Here comes the bride, all dressed in whi– wait a minute, not so fast.
According to a recent report from Pew Research, it is predicted that more people under the age of 35 will be single forever. Forever? Yes, forever and ever.
The number of Americans who have never been married, and are likely to never do so, is at an historic high, based on data from the report. This is in part due to the fact that many do not have jobs or feel financially secure enough, and also because traditional views on marriage have dramatically changed. Marriage isn’t as highly regarded as it was in past generations. Over the course of the last four years, the number of young singles who want to get married significantly decreased, as attitudes have shifted.
Based on census data and Pew’s own surveys, the report is the latest to project that marriage rates are sharply declining. Young people are saving marriage for later in life, choosing to focus on their education and establishing careers before walking down the aisle — if they decide to walk down the aisle at all. Nearly 20% of Americans older than 25 had never been married in 2012, up from 9% in 1960. The numbers are even starker in the black community, with 36% of black Americans older than 25 having never married, which is nearly four times the number from 50 years ago.
So why are so many people choosing not to get hitched anymore? According to the study, 30% of people have yet to find the right person, 27% did not feel financially ready or stable enough, and 22% are simply not ready to settle down. However, researchers aren’t quick to label this as the new normal just yet.
Some young people are putting off tying the knot, and while many are choosing instead to live together in long-term relationships, the number of couples moving in together in lieu of getting married is still lower than one might think. “Cohabitation is much less common than marriage and cohabiting relationships are much less stable than marriages,” says Kim Parker, co-author of the study. “It’s hard to imagine marriage being replaced any time soon.”

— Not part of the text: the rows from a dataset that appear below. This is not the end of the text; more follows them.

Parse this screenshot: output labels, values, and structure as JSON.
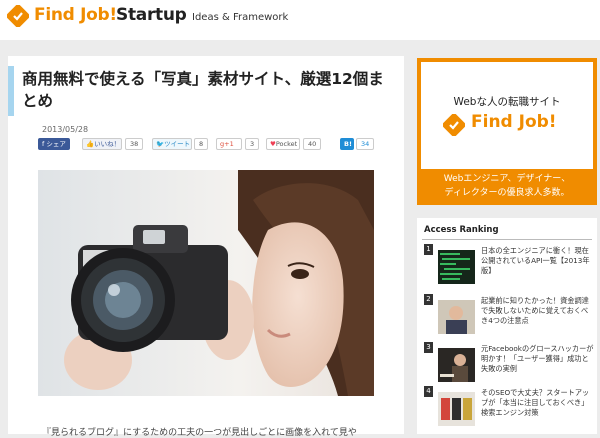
{
  "header": {
    "brand": "Find Job!",
    "product": "Startup",
    "tagline": "Ideas & Framework"
  },
  "article": {
    "title": "商用無料で使える「写真」素材サイト、厳選12個まとめ",
    "date": "2013/05/28",
    "share": {
      "facebook_label": "シェア",
      "like_label": "いいね！",
      "like_count": "38",
      "tweet_label": "ツイート",
      "tweet_count": "8",
      "gplus_label": "+1",
      "gplus_count": "3",
      "pocket_label": "Pocket",
      "pocket_count": "40",
      "hatena_label": "B!",
      "hatena_count": "34"
    },
    "body_excerpt": "『見られるブログ』にするための工夫の一つが見出しごとに画像を入れて見や"
  },
  "ad": {
    "line1": "Webな人の転職サイト",
    "brand": "Find Job!",
    "line2": "Webエンジニア、デザイナー、",
    "line3": "ディレクターの優良求人多数。"
  },
  "ranking": {
    "title": "Access Ranking",
    "items": [
      {
        "num": "1",
        "text": "日本の全エンジニアに衝く！現在公開されているAPI一覧【2013年版】"
      },
      {
        "num": "2",
        "text": "起業前に知りたかった！資金調達で失敗しないために覚えておくべき4つの注意点"
      },
      {
        "num": "3",
        "text": "元Facebookのグロースハッカーが明かす！「ユーザー獲得」成功と失敗の実例"
      },
      {
        "num": "4",
        "text": "そのSEOで大丈夫？スタートアップが「本当に注目しておくべき」検索エンジン対策"
      }
    ]
  },
  "colors": {
    "brand_orange": "#f08c00",
    "title_accent": "#a6d5ef"
  }
}
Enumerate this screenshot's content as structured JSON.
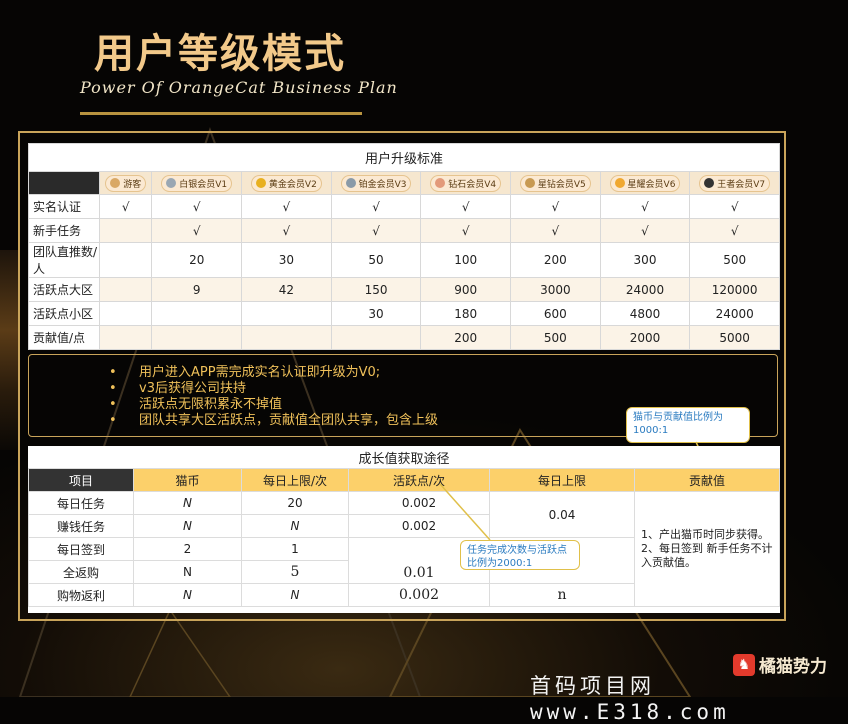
{
  "header": {
    "title": "用户等级模式",
    "subtitle": "Power Of OrangeCat Business Plan"
  },
  "upgrade_table": {
    "caption": "用户升级标准",
    "levels": [
      {
        "label": "游客",
        "icon": "visitor-icon",
        "color": "#d9a865"
      },
      {
        "label": "白银会员V1",
        "icon": "silver-icon",
        "color": "#9aa7b3"
      },
      {
        "label": "黄金会员V2",
        "icon": "gold-icon",
        "color": "#e8b020"
      },
      {
        "label": "铂金会员V3",
        "icon": "platinum-icon",
        "color": "#8a9aa8"
      },
      {
        "label": "钻石会员V4",
        "icon": "diamond-icon",
        "color": "#e39a7a"
      },
      {
        "label": "星钻会员V5",
        "icon": "star-diamond-icon",
        "color": "#c89a52"
      },
      {
        "label": "星耀会员V6",
        "icon": "star-shine-icon",
        "color": "#f0a830"
      },
      {
        "label": "王者会员V7",
        "icon": "king-icon",
        "color": "#333333"
      }
    ],
    "rows": [
      {
        "label": "实名认证",
        "cells": [
          "√",
          "√",
          "√",
          "√",
          "√",
          "√",
          "√",
          "√"
        ]
      },
      {
        "label": "新手任务",
        "cells": [
          "",
          "√",
          "√",
          "√",
          "√",
          "√",
          "√",
          "√"
        ]
      },
      {
        "label": "团队直推数/人",
        "cells": [
          "",
          "20",
          "30",
          "50",
          "100",
          "200",
          "300",
          "500"
        ]
      },
      {
        "label": "活跃点大区",
        "cells": [
          "",
          "9",
          "42",
          "150",
          "900",
          "3000",
          "24000",
          "120000"
        ]
      },
      {
        "label": "活跃点小区",
        "cells": [
          "",
          "",
          "",
          "30",
          "180",
          "600",
          "4800",
          "24000"
        ]
      },
      {
        "label": "贡献值/点",
        "cells": [
          "",
          "",
          "",
          "",
          "200",
          "500",
          "2000",
          "5000"
        ]
      }
    ]
  },
  "bullets": [
    "用户进入APP需完成实名认证即升级为V0;",
    "v3后获得公司扶持",
    "活跃点无限积累永不掉值",
    "团队共享大区活跃点，贡献值全团队共享，包含上级"
  ],
  "callouts": {
    "contribution_ratio": "猫币与贡献值比例为1000:1",
    "task_ratio": "任务完成次数与活跃点比例为2000:1"
  },
  "growth_table": {
    "caption": "成长值获取途径",
    "headers": [
      "项目",
      "猫币",
      "每日上限/次",
      "活跃点/次",
      "每日上限",
      "贡献值"
    ],
    "rows": [
      {
        "item": "每日任务",
        "coin": "N",
        "limit": "20",
        "points": "0.002"
      },
      {
        "item": "赚钱任务",
        "coin": "N",
        "limit": "N",
        "points": "0.002"
      },
      {
        "item": "每日签到",
        "coin": "2",
        "limit": "1",
        "points": ""
      },
      {
        "item": "全返购",
        "coin": "N",
        "limit": "5",
        "points": "0.01"
      },
      {
        "item": "购物返利",
        "coin": "N",
        "limit": "N",
        "points": "0.002"
      }
    ],
    "daily_limit_top": "0.04",
    "daily_limit_bottom": "n",
    "contribution_note_1": "1、产出猫币时同步获得。",
    "contribution_note_2": "2、每日签到 新手任务不计入贡献值。"
  },
  "footer": {
    "watermark": "首码项目网 www.E318.com",
    "logo_text": "橘猫势力"
  }
}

The Pew researchers also managed to squeeze out other reasons by asking participants what they wanted in a spouse. The majority of women are choosing practicality over romance, and want a husband with a stable job, followed closely by similar beliefs in raising children, which was the exact same quality men desired in a spouse.
In 1960, 93% of men between the ages of 25 and 34 were employed, compared to 82% in 2012. Young men who are employed now just aren’t bringing home as much bacon as they did at one time. Factoring in inflation, the median hourly wage of men ages 25 to 34 are up to a fifth less than what they were in 1980. Also, women are contributing to the labor force in much higher numbers, with some earning higher salaries than their counterparts. While there are more single and available men than women, there are substantially fewer employed men who are single than employed women.
However, postponing marriage may be smart, as divorce rates continue to increase across the United States. Perhaps after seeing their own parents’ marriages end in divorce, millennials are wary about rushing down the aisle. Several studies have indicated that marriages are more likely to be healthier, and therefore last longer, when people marry at an older age, have a higher education, and earn more money.
This doesn’t mean that marriage is falling out of favor, but instead illustrates how attitudes regarding the American dream have changed.